:: What is needed ::
All of the data goes into your copy exactly as written. Images do not.

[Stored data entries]
______________________________
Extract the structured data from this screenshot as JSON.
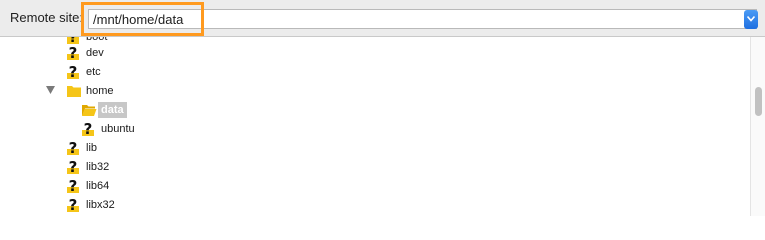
{
  "toolbar": {
    "remote_site_label": "Remote site:",
    "path_value": "/mnt/home/data"
  },
  "tree": {
    "items": [
      {
        "label": "boot",
        "icon": "unknown-folder-icon",
        "level": 1
      },
      {
        "label": "dev",
        "icon": "unknown-folder-icon",
        "level": 1
      },
      {
        "label": "etc",
        "icon": "unknown-folder-icon",
        "level": 1
      },
      {
        "label": "home",
        "icon": "folder-icon",
        "level": 1,
        "expanded": true
      },
      {
        "label": "data",
        "icon": "open-folder-icon",
        "level": 2,
        "selected": true
      },
      {
        "label": "ubuntu",
        "icon": "unknown-folder-icon",
        "level": 2
      },
      {
        "label": "lib",
        "icon": "unknown-folder-icon",
        "level": 1
      },
      {
        "label": "lib32",
        "icon": "unknown-folder-icon",
        "level": 1
      },
      {
        "label": "lib64",
        "icon": "unknown-folder-icon",
        "level": 1
      },
      {
        "label": "libx32",
        "icon": "unknown-folder-icon",
        "level": 1
      }
    ]
  },
  "colors": {
    "highlight": "#ff9a1f",
    "folder": "#f5c518",
    "selection": "#c7c7c7"
  }
}
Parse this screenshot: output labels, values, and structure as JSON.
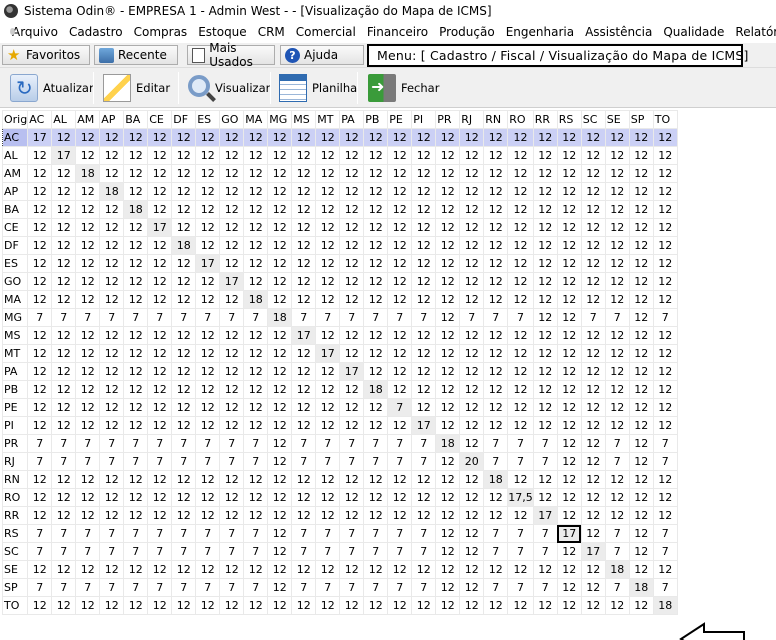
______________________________
:: Your solution ::
Extract the structured data from this screenshot as JSON.
{
  "toolbar": {
    "remote_site_label": "Remote site:",
    "path_value": "/mnt/home/data"
  },
  "tree": {
    "items": [
      {
        "label": "boot",
        "icon": "unknown-folder-icon",
        "level": 1
      },
      {
        "label": "dev",
        "icon": "unknown-folder-icon",
        "level": 1
      },
      {
        "label": "etc",
        "icon": "unknown-folder-icon",
        "level": 1
      },
      {
        "label": "home",
        "icon": "folder-icon",
        "level": 1,
        "expanded": true
      },
      {
        "label": "data",
        "icon": "open-folder-icon",
        "level": 2,
        "selected": true
      },
      {
        "label": "ubuntu",
        "icon": "unknown-folder-icon",
        "level": 2
      },
      {
        "label": "lib",
        "icon": "unknown-folder-icon",
        "level": 1
      },
      {
        "label": "lib32",
        "icon": "unknown-folder-icon",
        "level": 1
      },
      {
        "label": "lib64",
        "icon": "unknown-folder-icon",
        "level": 1
      },
      {
        "label": "libx32",
        "icon": "unknown-folder-icon",
        "level": 1
      }
    ]
  },
  "colors": {
    "highlight": "#ff9a1f",
    "folder": "#f5c518",
    "selection": "#c7c7c7"
  }
}
Parse this screenshot: output labels, values, and structure as JSON.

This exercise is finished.